Because housing prices in Atlanta are relatively affordable compared to other markets in the country, especially on the West Coast, the same high rents that have displaced low-income families have been seen as low rents by locals. from San Diego, California; and Seattle, Washington.
Meanwhile, the New Georgia Project and many other organizations have embarked on unprecedented organizational efforts to educate and engage voters.
âIt’s understanding what is at stake in general. It’s understanding the mandate and portfolio of a US senator, âUfot said.
âIt’s about fighting disinformation with high quality information that people can rely on and take action on. There were robocalls on election day and on Mondayâ¦ targeting black voters telling them to make sure to vote on Thursday, January 07 (the wrong day), âshe said.
âI don’t think people appreciate how aggressive this is to interfere with our electoral process,â she said.
âIn some of the major counties in the region, Cobb County has eliminated more than half of the early polls. They (the Legislature) have reduced the number of early voting days. They have reduced the number of drop boxes, âshe said.
âThey (the secretary of state) issued a memo to criminally prosecute warming activities online, if you give them a bottle of water online we would face criminal charges,â she said.
âThis is the context in which the Georgian voters presented themselves. Ultimately we will see ninety percent of the turnout we saw in the November second round election, which is unheard of. The historic turnout is between twenty and forty percent, âshe said.
Ufot and Professor Jones both agreed that progressive values ââwon out.

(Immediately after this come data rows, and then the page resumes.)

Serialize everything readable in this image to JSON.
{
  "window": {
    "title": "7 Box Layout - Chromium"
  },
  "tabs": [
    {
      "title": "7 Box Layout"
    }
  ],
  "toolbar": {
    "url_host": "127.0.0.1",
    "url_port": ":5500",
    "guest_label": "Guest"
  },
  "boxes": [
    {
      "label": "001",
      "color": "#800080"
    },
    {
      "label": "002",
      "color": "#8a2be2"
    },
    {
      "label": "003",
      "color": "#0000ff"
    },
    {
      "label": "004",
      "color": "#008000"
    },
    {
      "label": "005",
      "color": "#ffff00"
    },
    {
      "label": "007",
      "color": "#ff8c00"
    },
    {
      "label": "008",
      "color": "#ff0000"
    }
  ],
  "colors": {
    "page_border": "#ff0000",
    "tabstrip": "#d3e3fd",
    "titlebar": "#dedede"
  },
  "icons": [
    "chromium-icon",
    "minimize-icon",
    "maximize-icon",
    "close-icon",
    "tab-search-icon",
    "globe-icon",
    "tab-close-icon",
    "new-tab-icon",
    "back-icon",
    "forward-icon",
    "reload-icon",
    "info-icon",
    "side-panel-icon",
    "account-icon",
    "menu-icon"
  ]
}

âProgressive values ââand progressive political positions have in a way been the hallmarks of the peoples of the Southâ¦ caring for each other, helping each other, being good stewards of the land, water and air, welcome each other’s children. A moral economy. It’s not a new posture for us at all, âUfot said.
“It’s just that now we have the opportunity to elect officials, politicians who will share these values ââwith us and bring them to Atlanta and (Washington) DC – which we’ve been ignored for a while,” Ufot said. .

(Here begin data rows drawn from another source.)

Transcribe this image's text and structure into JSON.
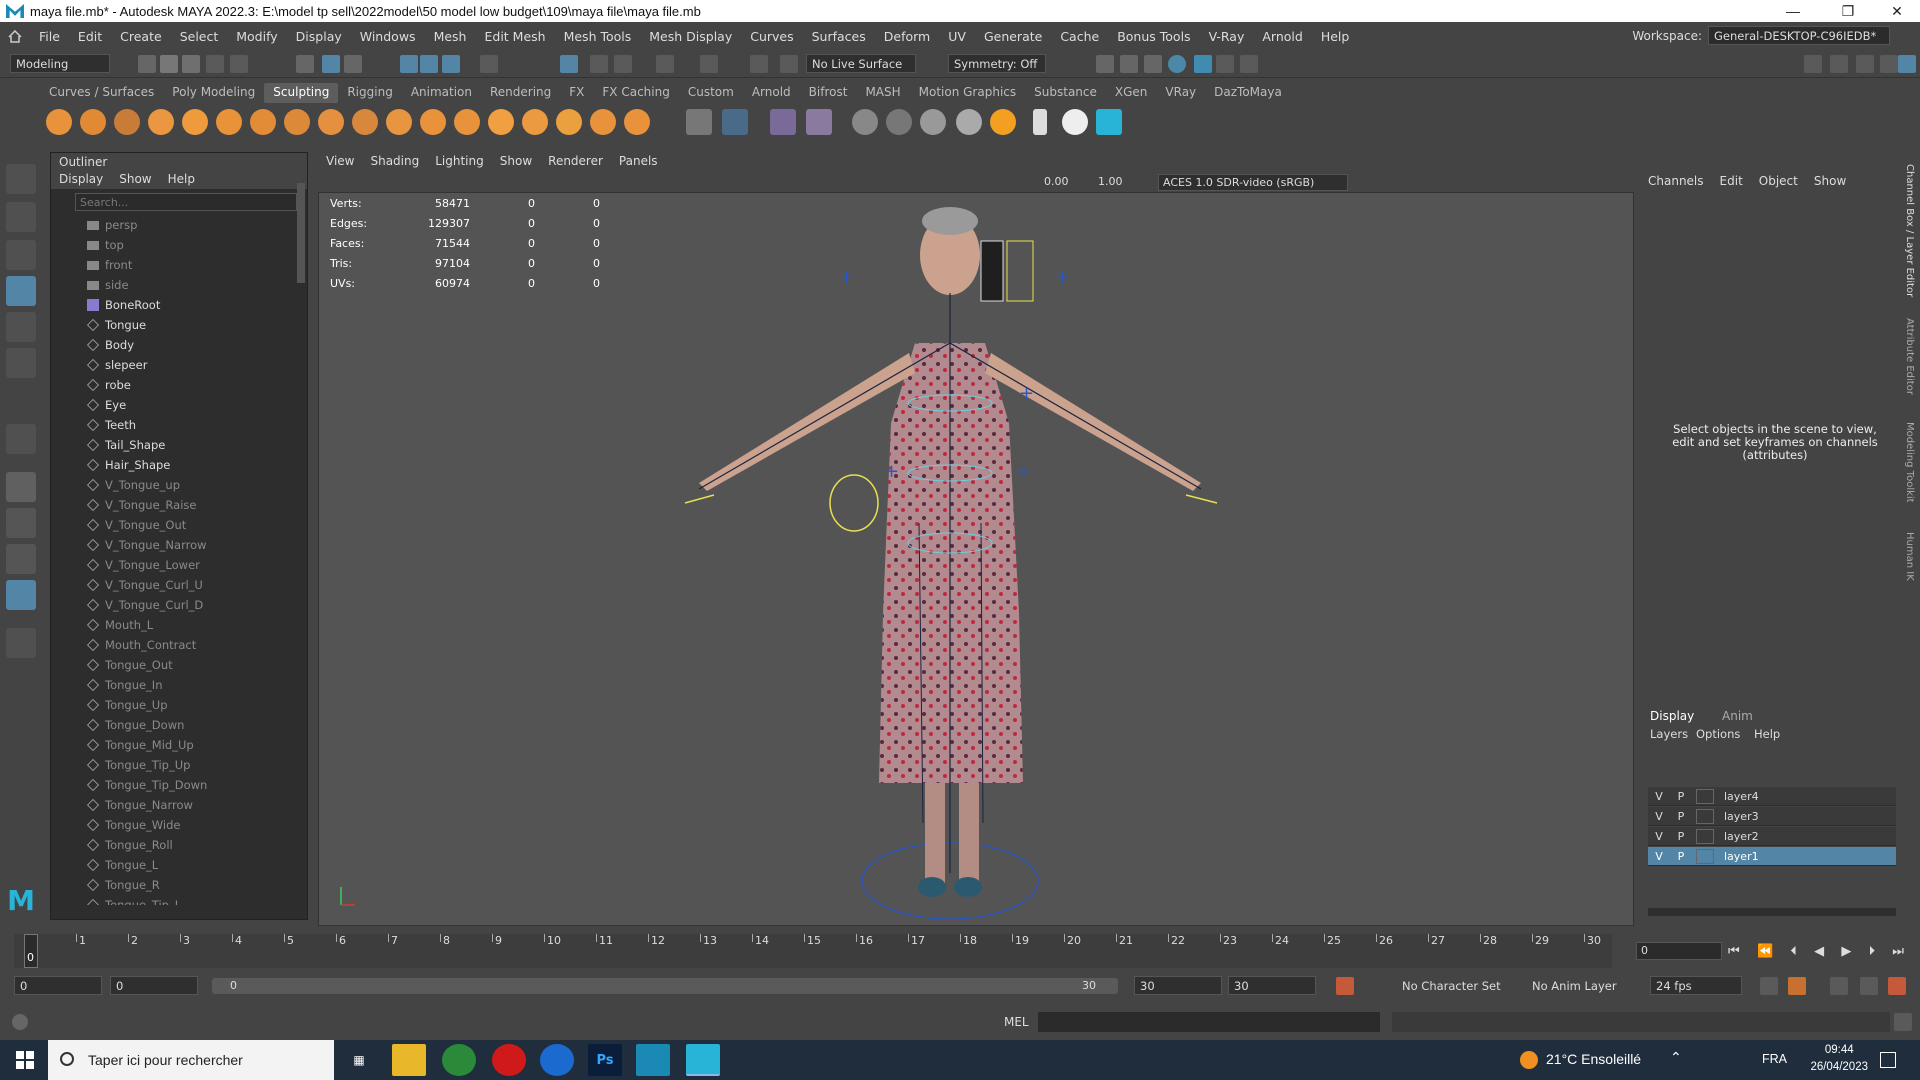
{
  "window": {
    "title": "maya file.mb* - Autodesk MAYA 2022.3: E:\\model tp sell\\2022model\\50 model low budget\\109\\maya file\\maya file.mb",
    "minimize": "—",
    "maximize": "❐",
    "close": "✕"
  },
  "menus": [
    "File",
    "Edit",
    "Create",
    "Select",
    "Modify",
    "Display",
    "Windows",
    "Mesh",
    "Edit Mesh",
    "Mesh Tools",
    "Mesh Display",
    "Curves",
    "Surfaces",
    "Deform",
    "UV",
    "Generate",
    "Cache",
    "Bonus Tools",
    "V-Ray",
    "Arnold",
    "Help"
  ],
  "workspace": {
    "label": "Workspace:",
    "value": "General-DESKTOP-C96IEDB*"
  },
  "statusline": {
    "mode": "Modeling",
    "live_surface": "No Live Surface",
    "symmetry": "Symmetry: Off"
  },
  "shelf_tabs": [
    "Curves / Surfaces",
    "Poly Modeling",
    "Sculpting",
    "Rigging",
    "Animation",
    "Rendering",
    "FX",
    "FX Caching",
    "Custom",
    "Arnold",
    "Bifrost",
    "MASH",
    "Motion Graphics",
    "Substance",
    "XGen",
    "VRay",
    "DazToMaya"
  ],
  "shelf_active": "Sculpting",
  "outliner": {
    "title": "Outliner",
    "menu": [
      "Display",
      "Show",
      "Help"
    ],
    "search_placeholder": "Search...",
    "items": [
      {
        "label": "persp",
        "kind": "camera",
        "dim": true
      },
      {
        "label": "top",
        "kind": "camera",
        "dim": true
      },
      {
        "label": "front",
        "kind": "camera",
        "dim": true
      },
      {
        "label": "side",
        "kind": "camera",
        "dim": true
      },
      {
        "label": "BoneRoot",
        "kind": "joint",
        "dim": false
      },
      {
        "label": "Tongue",
        "kind": "mesh",
        "dim": false
      },
      {
        "label": "Body",
        "kind": "mesh",
        "dim": false
      },
      {
        "label": "slepeer",
        "kind": "mesh",
        "dim": false
      },
      {
        "label": "robe",
        "kind": "mesh",
        "dim": false
      },
      {
        "label": "Eye",
        "kind": "mesh",
        "dim": false
      },
      {
        "label": "Teeth",
        "kind": "mesh",
        "dim": false
      },
      {
        "label": "Tail_Shape",
        "kind": "mesh",
        "dim": false
      },
      {
        "label": "Hair_Shape",
        "kind": "mesh",
        "dim": false
      },
      {
        "label": "V_Tongue_up",
        "kind": "mesh",
        "dim": true
      },
      {
        "label": "V_Tongue_Raise",
        "kind": "mesh",
        "dim": true
      },
      {
        "label": "V_Tongue_Out",
        "kind": "mesh",
        "dim": true
      },
      {
        "label": "V_Tongue_Narrow",
        "kind": "mesh",
        "dim": true
      },
      {
        "label": "V_Tongue_Lower",
        "kind": "mesh",
        "dim": true
      },
      {
        "label": "V_Tongue_Curl_U",
        "kind": "mesh",
        "dim": true
      },
      {
        "label": "V_Tongue_Curl_D",
        "kind": "mesh",
        "dim": true
      },
      {
        "label": "Mouth_L",
        "kind": "mesh",
        "dim": true
      },
      {
        "label": "Mouth_Contract",
        "kind": "mesh",
        "dim": true
      },
      {
        "label": "Tongue_Out",
        "kind": "mesh",
        "dim": true
      },
      {
        "label": "Tongue_In",
        "kind": "mesh",
        "dim": true
      },
      {
        "label": "Tongue_Up",
        "kind": "mesh",
        "dim": true
      },
      {
        "label": "Tongue_Down",
        "kind": "mesh",
        "dim": true
      },
      {
        "label": "Tongue_Mid_Up",
        "kind": "mesh",
        "dim": true
      },
      {
        "label": "Tongue_Tip_Up",
        "kind": "mesh",
        "dim": true
      },
      {
        "label": "Tongue_Tip_Down",
        "kind": "mesh",
        "dim": true
      },
      {
        "label": "Tongue_Narrow",
        "kind": "mesh",
        "dim": true
      },
      {
        "label": "Tongue_Wide",
        "kind": "mesh",
        "dim": true
      },
      {
        "label": "Tongue_Roll",
        "kind": "mesh",
        "dim": true
      },
      {
        "label": "Tongue_L",
        "kind": "mesh",
        "dim": true
      },
      {
        "label": "Tongue_R",
        "kind": "mesh",
        "dim": true
      },
      {
        "label": "Tongue_Tip_L",
        "kind": "mesh",
        "dim": true
      }
    ]
  },
  "viewport": {
    "menu": [
      "View",
      "Shading",
      "Lighting",
      "Show",
      "Renderer",
      "Panels"
    ],
    "exposure": "0.00",
    "gamma": "1.00",
    "colorspace": "ACES 1.0 SDR-video (sRGB)",
    "hud": [
      {
        "label": "Verts:",
        "v": "58471",
        "a": "0",
        "b": "0"
      },
      {
        "label": "Edges:",
        "v": "129307",
        "a": "0",
        "b": "0"
      },
      {
        "label": "Faces:",
        "v": "71544",
        "a": "0",
        "b": "0"
      },
      {
        "label": "Tris:",
        "v": "97104",
        "a": "0",
        "b": "0"
      },
      {
        "label": "UVs:",
        "v": "60974",
        "a": "0",
        "b": "0"
      }
    ]
  },
  "channelbox": {
    "tabs": [
      "Channels",
      "Edit",
      "Object",
      "Show"
    ],
    "help": "Select objects in the scene to view, edit and set keyframes on channels (attributes)"
  },
  "side_tabs": [
    "Channel Box / Layer Editor",
    "Attribute Editor",
    "Modeling Toolkit",
    "Human IK"
  ],
  "layers": {
    "tabs": [
      "Display",
      "Anim"
    ],
    "menu": [
      "Layers",
      "Options",
      "Help"
    ],
    "rows": [
      {
        "v": "V",
        "p": "P",
        "name": "layer4",
        "selected": false
      },
      {
        "v": "V",
        "p": "P",
        "name": "layer3",
        "selected": false
      },
      {
        "v": "V",
        "p": "P",
        "name": "layer2",
        "selected": false
      },
      {
        "v": "V",
        "p": "P",
        "name": "layer1",
        "selected": true
      }
    ]
  },
  "timeline": {
    "frames": [
      "0",
      "1",
      "2",
      "3",
      "4",
      "5",
      "6",
      "7",
      "8",
      "9",
      "10",
      "11",
      "12",
      "13",
      "14",
      "15",
      "16",
      "17",
      "18",
      "19",
      "20",
      "21",
      "22",
      "23",
      "24",
      "25",
      "26",
      "27",
      "28",
      "29",
      "30"
    ],
    "current": "0",
    "current_field": "0"
  },
  "range": {
    "start": "0",
    "anim_start": "0",
    "slider_start": "0",
    "slider_end": "30",
    "end": "30",
    "anim_end": "30",
    "character_set": "No Character Set",
    "anim_layer": "No Anim Layer",
    "fps": "24 fps"
  },
  "cmdline": {
    "lang": "MEL"
  },
  "taskbar": {
    "search": "Taper ici pour rechercher",
    "weather": "21°C Ensoleillé",
    "lang": "FRA",
    "time": "09:44",
    "date": "26/04/2023"
  },
  "colors": {
    "accent": "#5285a6",
    "active_tool": "#5285a6",
    "taskbar": "#1f2d3d"
  }
}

Professor Jones says to secure these gains it must be a top priority for the new Democratic majority in Congress to pass the John Lewis Voting Rights Act, which will amend the Voting Rights Act to reinstate the provisions requiring a preclearance from the Ministry of Justice. voting changes in some jurisdictions (which were struck down by the United States Supreme Court in 2013 in Shelby v. Holder).
(END / Copyright Atlanta Progressive News / 2021)